Task requirements
Please find every line in the entries below that contains the string "desc", and copy it.

Input records
================================
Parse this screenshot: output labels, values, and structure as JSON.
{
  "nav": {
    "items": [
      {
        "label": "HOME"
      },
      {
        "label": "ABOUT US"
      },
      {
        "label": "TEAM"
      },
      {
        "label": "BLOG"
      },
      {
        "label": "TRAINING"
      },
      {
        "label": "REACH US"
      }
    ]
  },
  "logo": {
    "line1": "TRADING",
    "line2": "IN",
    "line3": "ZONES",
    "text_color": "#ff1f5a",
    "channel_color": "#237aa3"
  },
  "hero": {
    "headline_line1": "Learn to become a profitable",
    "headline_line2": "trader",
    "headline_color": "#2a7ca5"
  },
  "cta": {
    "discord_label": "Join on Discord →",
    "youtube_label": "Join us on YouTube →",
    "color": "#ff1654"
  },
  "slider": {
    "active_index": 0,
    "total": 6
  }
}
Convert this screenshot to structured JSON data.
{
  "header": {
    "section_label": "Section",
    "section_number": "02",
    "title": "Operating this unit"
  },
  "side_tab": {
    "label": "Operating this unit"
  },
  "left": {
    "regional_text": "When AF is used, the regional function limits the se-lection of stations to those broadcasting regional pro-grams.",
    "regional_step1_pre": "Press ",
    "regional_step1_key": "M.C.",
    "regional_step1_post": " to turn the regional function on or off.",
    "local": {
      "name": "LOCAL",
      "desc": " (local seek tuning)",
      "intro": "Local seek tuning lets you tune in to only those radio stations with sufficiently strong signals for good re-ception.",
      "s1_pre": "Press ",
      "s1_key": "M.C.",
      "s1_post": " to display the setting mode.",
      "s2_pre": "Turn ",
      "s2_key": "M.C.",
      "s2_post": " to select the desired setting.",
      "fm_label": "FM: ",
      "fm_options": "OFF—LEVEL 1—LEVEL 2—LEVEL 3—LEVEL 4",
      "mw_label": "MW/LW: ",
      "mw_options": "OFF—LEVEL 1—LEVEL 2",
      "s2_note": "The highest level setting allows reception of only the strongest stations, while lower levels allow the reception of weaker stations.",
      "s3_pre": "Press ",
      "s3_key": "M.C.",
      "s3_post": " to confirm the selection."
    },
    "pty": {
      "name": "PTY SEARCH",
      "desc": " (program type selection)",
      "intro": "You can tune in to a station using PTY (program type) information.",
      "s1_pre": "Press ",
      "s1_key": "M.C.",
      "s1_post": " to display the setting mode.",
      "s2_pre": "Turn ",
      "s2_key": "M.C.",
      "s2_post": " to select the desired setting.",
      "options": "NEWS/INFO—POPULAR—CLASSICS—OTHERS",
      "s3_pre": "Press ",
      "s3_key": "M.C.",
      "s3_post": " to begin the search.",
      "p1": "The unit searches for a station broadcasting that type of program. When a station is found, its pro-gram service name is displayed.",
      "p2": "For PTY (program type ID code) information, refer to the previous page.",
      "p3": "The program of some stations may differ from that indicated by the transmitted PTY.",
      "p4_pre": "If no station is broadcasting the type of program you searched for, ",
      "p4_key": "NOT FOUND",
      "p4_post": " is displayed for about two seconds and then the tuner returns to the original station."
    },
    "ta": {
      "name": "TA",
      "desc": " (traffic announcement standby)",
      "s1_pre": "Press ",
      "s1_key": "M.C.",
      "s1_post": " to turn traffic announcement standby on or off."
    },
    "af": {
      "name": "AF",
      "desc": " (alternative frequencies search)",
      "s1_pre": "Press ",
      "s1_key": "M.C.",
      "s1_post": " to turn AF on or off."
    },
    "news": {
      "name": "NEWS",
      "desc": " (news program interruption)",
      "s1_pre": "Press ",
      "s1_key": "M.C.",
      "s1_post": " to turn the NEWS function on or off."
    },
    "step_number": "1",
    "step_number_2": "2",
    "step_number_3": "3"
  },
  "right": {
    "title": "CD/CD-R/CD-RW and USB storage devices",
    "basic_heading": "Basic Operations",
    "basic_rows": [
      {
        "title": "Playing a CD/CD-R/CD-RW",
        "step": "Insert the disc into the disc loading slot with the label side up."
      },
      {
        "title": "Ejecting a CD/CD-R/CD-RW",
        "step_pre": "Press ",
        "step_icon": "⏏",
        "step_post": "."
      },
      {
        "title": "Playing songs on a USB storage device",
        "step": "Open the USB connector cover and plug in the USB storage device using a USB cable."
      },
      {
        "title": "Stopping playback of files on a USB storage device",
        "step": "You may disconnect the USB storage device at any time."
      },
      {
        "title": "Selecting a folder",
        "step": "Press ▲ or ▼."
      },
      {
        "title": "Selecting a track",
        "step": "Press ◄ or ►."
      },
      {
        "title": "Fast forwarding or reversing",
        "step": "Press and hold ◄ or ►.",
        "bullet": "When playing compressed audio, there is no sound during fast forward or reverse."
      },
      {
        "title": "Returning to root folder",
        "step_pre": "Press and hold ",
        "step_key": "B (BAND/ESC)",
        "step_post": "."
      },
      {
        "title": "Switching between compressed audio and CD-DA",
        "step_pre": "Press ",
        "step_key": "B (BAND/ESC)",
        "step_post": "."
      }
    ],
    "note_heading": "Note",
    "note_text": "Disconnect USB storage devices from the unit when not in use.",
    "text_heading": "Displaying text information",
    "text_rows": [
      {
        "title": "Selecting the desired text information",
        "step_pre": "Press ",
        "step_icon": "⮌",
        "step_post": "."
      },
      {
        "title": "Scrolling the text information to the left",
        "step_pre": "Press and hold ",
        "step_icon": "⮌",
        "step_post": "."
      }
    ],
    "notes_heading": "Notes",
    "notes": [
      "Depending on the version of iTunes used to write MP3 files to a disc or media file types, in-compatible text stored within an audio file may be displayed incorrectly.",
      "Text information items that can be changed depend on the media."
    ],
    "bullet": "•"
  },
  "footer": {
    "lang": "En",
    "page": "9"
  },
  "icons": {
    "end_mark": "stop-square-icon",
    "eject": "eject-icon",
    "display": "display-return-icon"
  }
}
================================
Exercise answer
      "desc": " (local seek tuning)",
      "desc": " (program type selection)",
      "desc": " (traffic announcement standby)",
      "desc": " (alternative frequencies search)",
      "desc": " (news program interruption)",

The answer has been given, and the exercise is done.